While the agile regulatory initiatives in this blueprint can be employed separately, the seven pillars are mutually reinforcing and have the greatest impact when employed jointly. The example of the U.K. Financial Conduct Authority shows how these techniques can be introduced as part of a holistic regulatory strategy.
For example, regulatory sandboxes can offer a vital source of intelligence about emerging technologies and innovations. Shared industry-led governance (e.g., international standards) can underpin greater international regulatory cooperation. Data-driven enforcement can complement and enable a more outcome-focused regulatory approach.
Conversely, a lack of action under one pillar may inhibit success in another. A sandbox led by one regulator is unlikely to accelerate innovation if another regulator’s actions still lead to critical delays, while the benefits of responsible industry-led governance may be diminished if the overarching regulatory regime is still heavily prescriptive.
D. Evaluate and learn
Agile regulation should be considered a dynamic process that adapts to changes in the external context. As innovations emerge, existing regulatory regimes may be too rigid and greater space for experimentation may be needed. But as technological innovation slows, the need for predictable and stable governance may outweigh the need for flexibility.
Monitoring and evaluation is critical to ensuring that initiatives have their intended effect and that the regulatory system keeps pace dynamically with innovation. Many agile regulatory approaches are novel in nature and it is essential that feedback loops are built in to ensure that they are effective.
While growing in popularity, the use of more agile regulatory approaches is not yet mainstream within governments. Many regulators view innovation as outside their remit, preferring to respond to change after it has happened rather than shape events upstream—notwithstanding the resulting damage to their goals and costs to business.
A more agile regulatory approach is—often rightly—perceived to introduce novel risks and costs. Many regulators lack the capacity and capability to engage further upstream, especially where budget constraints mean that the talent needed to govern innovators is hoovered up by businesses themselves. Some regulators elect to stay in the comfort zone of their legislative silo rather than lean into disruptive change.
For those looking to introduce a more agile regulatory approach across government as a whole, the answer does not simply lie in establishing eye-catching sandboxes or foresight initiatives. Rather, they need to reflect on how to incentivize a culture shift within regulators: towards influencing upstream over reacting downstream; prioritizing outcomes over rules; adapting to change over following a plan; leveraging others over exercising sole control; and collaborating across boundaries over working in silos.

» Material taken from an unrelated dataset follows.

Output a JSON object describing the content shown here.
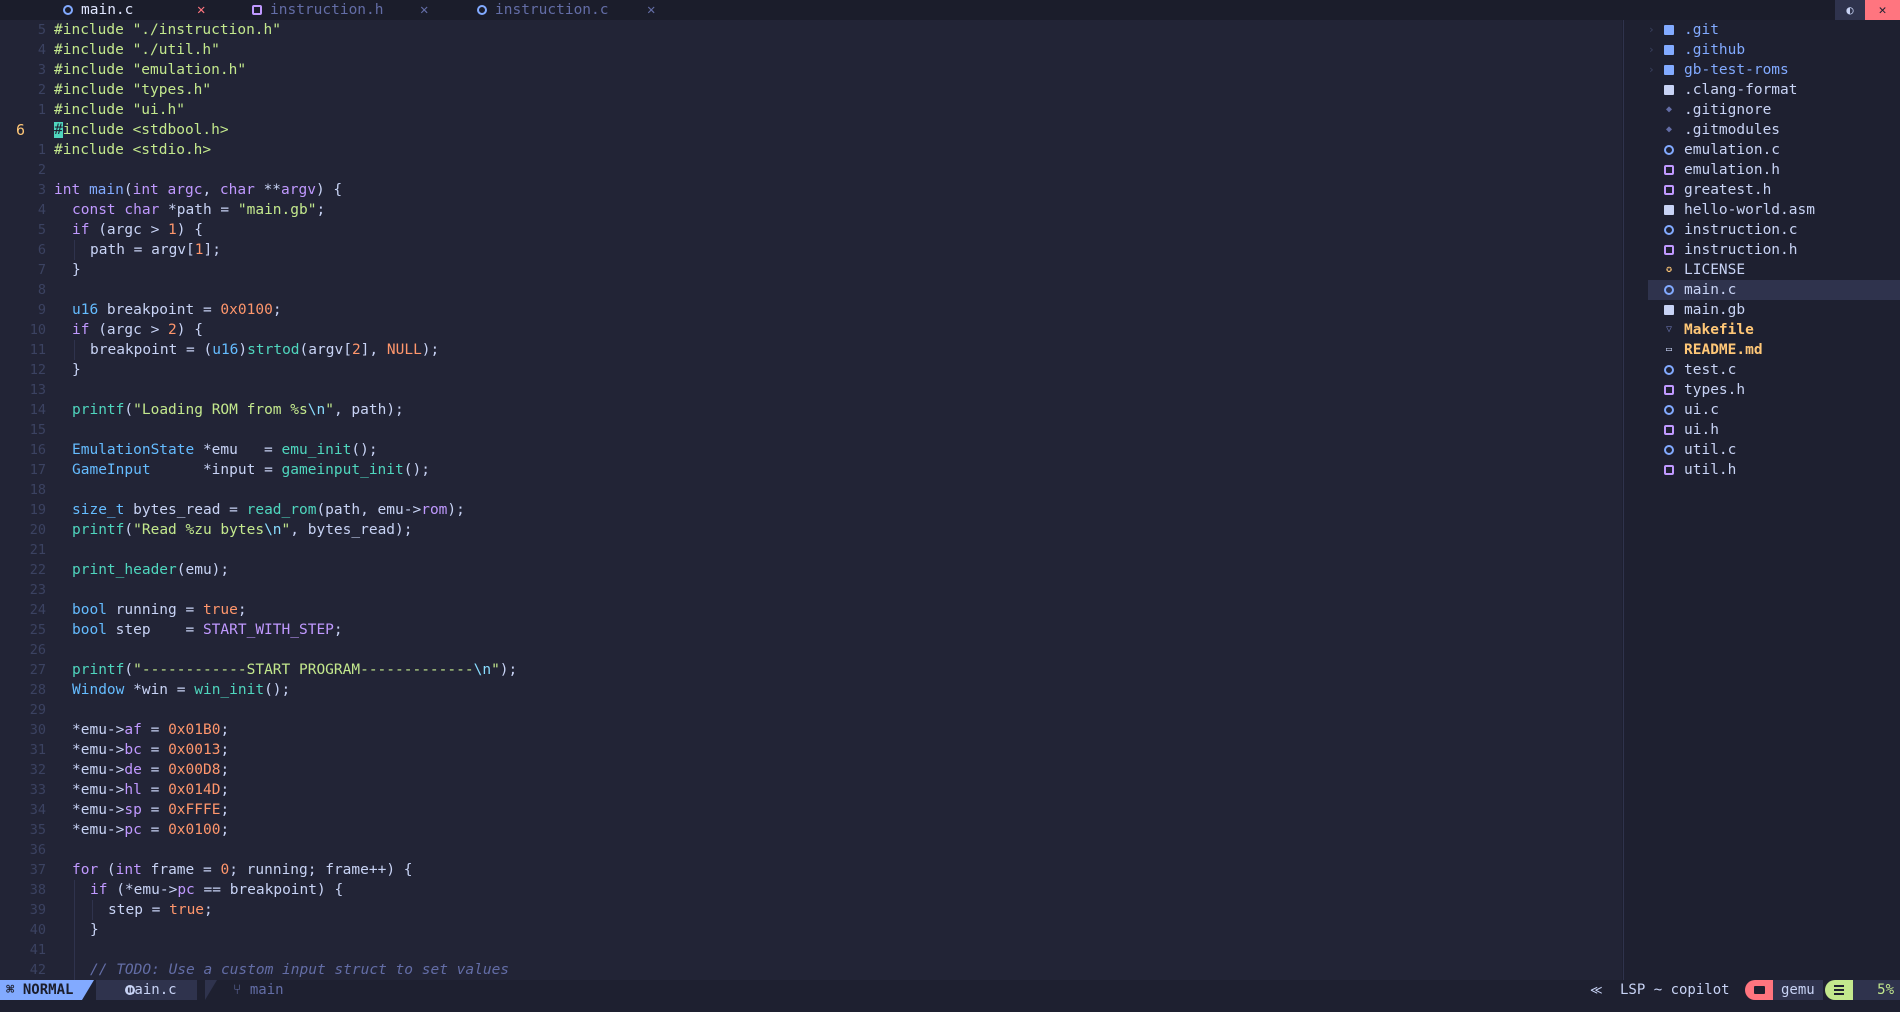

In this regard, competitive innovation funds such as those in the U.K. and Germany offer an interesting example of how governments and other organizations (e.g., development banks) can incentivize the introduction of more agile regulatory approaches as set out in Parts A and B. Regulatory initiatives that secure funding benefit both from investment in their capability and capacity and, crucially, endorsement of the approach that they are taking—providing a vital signal to other regulators on the importance of a more agile approach.
Further work is needed at a governmental and intergovernmental level to drive this strategic shift in regulation. Testifying to the increasing importance of this shift, later this year the OECD will set out principles for its members on effective and innovation-friendly rule-making in the Fourth Industrial Revolution—and assessment of government performance in these areas will no doubt soon follow.
As the Fourth Industrial Revolution takes hold, those governments that succeed in engineering a shift to a more agile regulatory approach will gain a competitive advantage in the global economy. Governments must act now if they are to unlock the potential of this wave of technological innovation and shape it in the interest of their citizens.
The authors are grateful to Joshua Meltzer, Elaine Kamarck, and anonymous reviewers for their insightful comments, and to David Batcheck and Daniela Gainsburg for their editorial work.